Your response should consist of the data that follows, repeated in full without alteration.
BEGIN Data supplied
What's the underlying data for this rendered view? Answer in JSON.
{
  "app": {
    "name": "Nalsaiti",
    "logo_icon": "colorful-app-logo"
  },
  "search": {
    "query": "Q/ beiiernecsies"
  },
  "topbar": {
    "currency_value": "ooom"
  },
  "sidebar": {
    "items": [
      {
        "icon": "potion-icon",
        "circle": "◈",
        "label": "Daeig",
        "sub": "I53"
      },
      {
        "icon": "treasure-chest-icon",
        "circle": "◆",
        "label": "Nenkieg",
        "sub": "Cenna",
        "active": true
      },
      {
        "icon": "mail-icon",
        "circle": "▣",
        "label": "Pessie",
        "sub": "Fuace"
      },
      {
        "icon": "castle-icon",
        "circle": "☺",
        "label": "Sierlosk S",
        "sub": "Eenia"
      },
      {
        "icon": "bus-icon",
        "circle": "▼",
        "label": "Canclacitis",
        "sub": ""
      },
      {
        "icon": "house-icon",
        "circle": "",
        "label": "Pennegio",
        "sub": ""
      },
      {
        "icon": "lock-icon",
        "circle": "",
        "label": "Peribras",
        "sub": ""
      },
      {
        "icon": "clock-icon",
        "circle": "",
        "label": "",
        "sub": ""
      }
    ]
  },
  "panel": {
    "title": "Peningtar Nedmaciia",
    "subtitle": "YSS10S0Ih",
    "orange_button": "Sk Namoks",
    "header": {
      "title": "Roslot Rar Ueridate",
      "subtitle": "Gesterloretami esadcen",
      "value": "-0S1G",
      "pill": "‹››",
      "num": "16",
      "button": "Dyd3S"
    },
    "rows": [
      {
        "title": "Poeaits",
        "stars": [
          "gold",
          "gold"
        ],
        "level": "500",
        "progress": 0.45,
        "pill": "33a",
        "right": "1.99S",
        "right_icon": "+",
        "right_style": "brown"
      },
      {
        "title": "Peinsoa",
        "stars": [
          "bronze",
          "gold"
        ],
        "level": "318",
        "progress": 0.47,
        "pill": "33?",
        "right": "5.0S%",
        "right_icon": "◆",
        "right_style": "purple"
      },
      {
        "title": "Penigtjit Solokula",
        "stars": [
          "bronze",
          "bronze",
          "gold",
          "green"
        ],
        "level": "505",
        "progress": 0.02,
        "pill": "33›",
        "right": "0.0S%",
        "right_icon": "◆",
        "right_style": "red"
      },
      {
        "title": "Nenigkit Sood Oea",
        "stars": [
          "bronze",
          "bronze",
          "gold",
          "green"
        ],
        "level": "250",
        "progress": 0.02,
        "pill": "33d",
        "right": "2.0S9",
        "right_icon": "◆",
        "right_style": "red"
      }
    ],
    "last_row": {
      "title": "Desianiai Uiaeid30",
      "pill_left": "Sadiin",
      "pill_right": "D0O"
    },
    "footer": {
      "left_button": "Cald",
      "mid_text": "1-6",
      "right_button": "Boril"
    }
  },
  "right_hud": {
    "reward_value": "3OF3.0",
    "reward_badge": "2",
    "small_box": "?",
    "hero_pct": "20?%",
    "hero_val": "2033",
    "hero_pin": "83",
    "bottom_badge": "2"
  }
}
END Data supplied
> _Written answer_:
What's the underlying data for this rendered view? Answer in JSON.
{
  "app": {
    "name": "Nalsaiti",
    "logo_icon": "colorful-app-logo"
  },
  "search": {
    "query": "Q/ beiiernecsies"
  },
  "topbar": {
    "currency_value": "ooom"
  },
  "sidebar": {
    "items": [
      {
        "icon": "potion-icon",
        "circle": "◈",
        "label": "Daeig",
        "sub": "I53"
      },
      {
        "icon": "treasure-chest-icon",
        "circle": "◆",
        "label": "Nenkieg",
        "sub": "Cenna",
        "active": true
      },
      {
        "icon": "mail-icon",
        "circle": "▣",
        "label": "Pessie",
        "sub": "Fuace"
      },
      {
        "icon": "castle-icon",
        "circle": "☺",
        "label": "Sierlosk S",
        "sub": "Eenia"
      },
      {
        "icon": "bus-icon",
        "circle": "▼",
        "label": "Canclacitis",
        "sub": ""
      },
      {
        "icon": "house-icon",
        "circle": "",
        "label": "Pennegio",
        "sub": ""
      },
      {
        "icon": "lock-icon",
        "circle": "",
        "label": "Peribras",
        "sub": ""
      },
      {
        "icon": "clock-icon",
        "circle": "",
        "label": "",
        "sub": ""
      }
    ]
  },
  "panel": {
    "title": "Peningtar Nedmaciia",
    "subtitle": "YSS10S0Ih",
    "orange_button": "Sk Namoks",
    "header": {
      "title": "Roslot Rar Ueridate",
      "subtitle": "Gesterloretami esadcen",
      "value": "-0S1G",
      "pill": "‹››",
      "num": "16",
      "button": "Dyd3S"
    },
    "rows": [
      {
        "title": "Poeaits",
        "stars": [
          "gold",
          "gold"
        ],
        "level": "500",
        "progress": 0.45,
        "pill": "33a",
        "right": "1.99S",
        "right_icon": "+",
        "right_style": "brown"
      },
      {
        "title": "Peinsoa",
        "stars": [
          "bronze",
          "gold"
        ],
        "level": "318",
        "progress": 0.47,
        "pill": "33?",
        "right": "5.0S%",
        "right_icon": "◆",
        "right_style": "purple"
      },
      {
        "title": "Penigtjit Solokula",
        "stars": [
          "bronze",
          "bronze",
          "gold",
          "green"
        ],
        "level": "505",
        "progress": 0.02,
        "pill": "33›",
        "right": "0.0S%",
        "right_icon": "◆",
        "right_style": "red"
      },
      {
        "title": "Nenigkit Sood Oea",
        "stars": [
          "bronze",
          "bronze",
          "gold",
          "green"
        ],
        "level": "250",
        "progress": 0.02,
        "pill": "33d",
        "right": "2.0S9",
        "right_icon": "◆",
        "right_style": "red"
      }
    ],
    "last_row": {
      "title": "Desianiai Uiaeid30",
      "pill_left": "Sadiin",
      "pill_right": "D0O"
    },
    "footer": {
      "left_button": "Cald",
      "mid_text": "1-6",
      "right_button": "Boril"
    }
  },
  "right_hud": {
    "reward_value": "3OF3.0",
    "reward_badge": "2",
    "small_box": "?",
    "hero_pct": "20?%",
    "hero_val": "2033",
    "hero_pin": "83",
    "bottom_badge": "2"
  }
}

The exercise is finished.